When can I return to my regular fitness routine or sport? Most athletes return to sport 3-21 days after a mild ‘lateral’ ankle sprain. (6) This time frame depends on the amount of ligament disruption, presence of associated injuries, and compliance with rehab.(1) As mentioned before, it is important to see and discuss a return to sport decision with your medical team. Your medical team may consist of a physician, athletic trainer, and/or a physical therapist who will ensure that you progress through an appropriate rehabilitation program including, but not limited to: mobility/flexibility exercises, strengthening, balance/proprioception training, sport-simulated activities, and return to sport/functional testing.
Next time you sprain your ankle, do not just limp around and "walk it off" expecting it to get better. Talk to your trusted healthcare provider and get a proper diagnosis. Begin physical therapy to reduce pain, improve strength/balance deficits, and prevent re-injury. If you are a high school or college athlete talk to your athletic trainer about what you can do to best rehabilitate your ankle.
Want to know more about preventing ankle injuries or rehabilitation after ankle injury? Stay tuned for more information on our blog and follow us on Instagram for more updates, blog posts, and rehabilitation videos.
More questions? Contact us directly via email at [email protected] or phone at 254098060 to set up a free 15-minute consultation to see if you are a candidate for physical therapy.
- Delahunt E, Bleakley CM, Bossard DS, et al. Clinical assessment of acute lateral ankle sprain injuries (ROAST): 2019 consensus statement and recommendations of the International Ankle Consortium. British Journal of Sports Medicine 2018;52:1304-1310

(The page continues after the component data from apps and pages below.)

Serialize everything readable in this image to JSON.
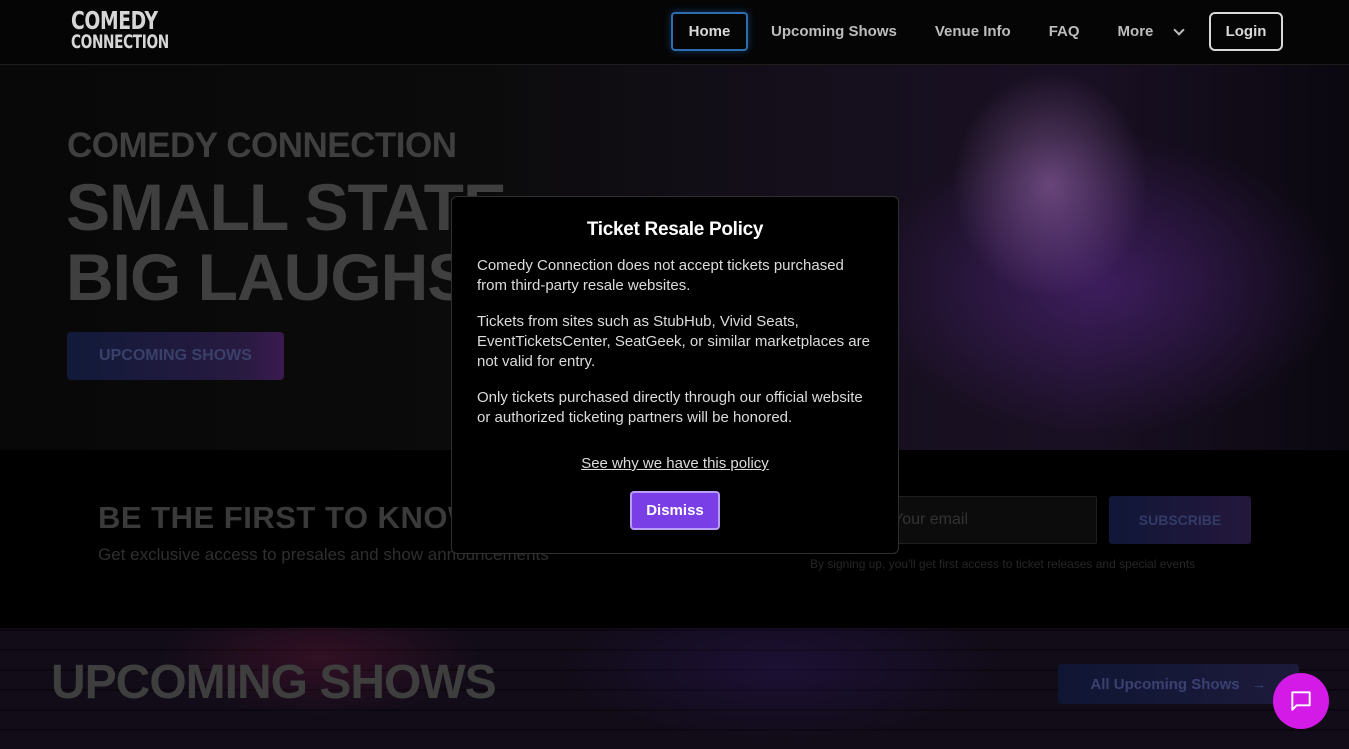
{
  "header": {
    "logo": {
      "line1": "COMEDY",
      "line2": "CONNECTION"
    },
    "nav": [
      {
        "label": "Home",
        "active": true
      },
      {
        "label": "Upcoming Shows"
      },
      {
        "label": "Venue Info"
      },
      {
        "label": "FAQ"
      },
      {
        "label": "More",
        "icon": "chevron-down-icon"
      }
    ],
    "login_label": "Login"
  },
  "hero": {
    "subtitle": "COMEDY CONNECTION",
    "title_line1": "SMALL STATE",
    "title_line2": "BIG LAUGHS",
    "button_label": "UPCOMING SHOWS"
  },
  "newsletter": {
    "title": "BE THE FIRST TO KNOW",
    "subtitle": "Get exclusive access to presales and show announcements",
    "email_placeholder": "Your email",
    "subscribe_label": "SUBSCRIBE",
    "note": "By signing up, you'll get first access to ticket releases and special events"
  },
  "shows": {
    "title": "UPCOMING SHOWS",
    "all_label": "All Upcoming Shows",
    "arrow": "→"
  },
  "modal": {
    "title": "Ticket Resale Policy",
    "paragraph1": "Comedy Connection does not accept tickets purchased from third-party resale websites.",
    "paragraph2": "Tickets from sites such as StubHub, Vivid Seats, EventTicketsCenter, SeatGeek, or similar marketplaces are not valid for entry.",
    "paragraph3": "Only tickets purchased directly through our official website or authorized ticketing partners will be honored.",
    "link_label": "See why we have this policy",
    "dismiss_label": "Dismiss"
  },
  "chat": {
    "icon": "chat-bubble-icon"
  },
  "colors": {
    "accent_purple": "#7a3ee6",
    "chat_magenta": "#d41ae6",
    "active_nav_border": "#2b6db0"
  }
}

- Hayman J, Prasd S, Stulberg D. Help Patients Prevent Repeat Ankle Injury. The Journal of Family Practice. 2010. 59(1):32-34
- Thompson J, Byrne C, Williams M, Keene D, Schlussel M, Lamb S. Prognostic Factors for Recovery Following Acute Lateral Ankle Ligament Sprain: A Systematic Review.
- Wells B, Allen C, Deyle G, Croy T. Management of Acute Grade II Lateral Ankle Sprains With an Emphasis on Ligament Protection: A Descriptive Case Series. International Journal of Sports Physical Therapy 2019; 14(3):445-458.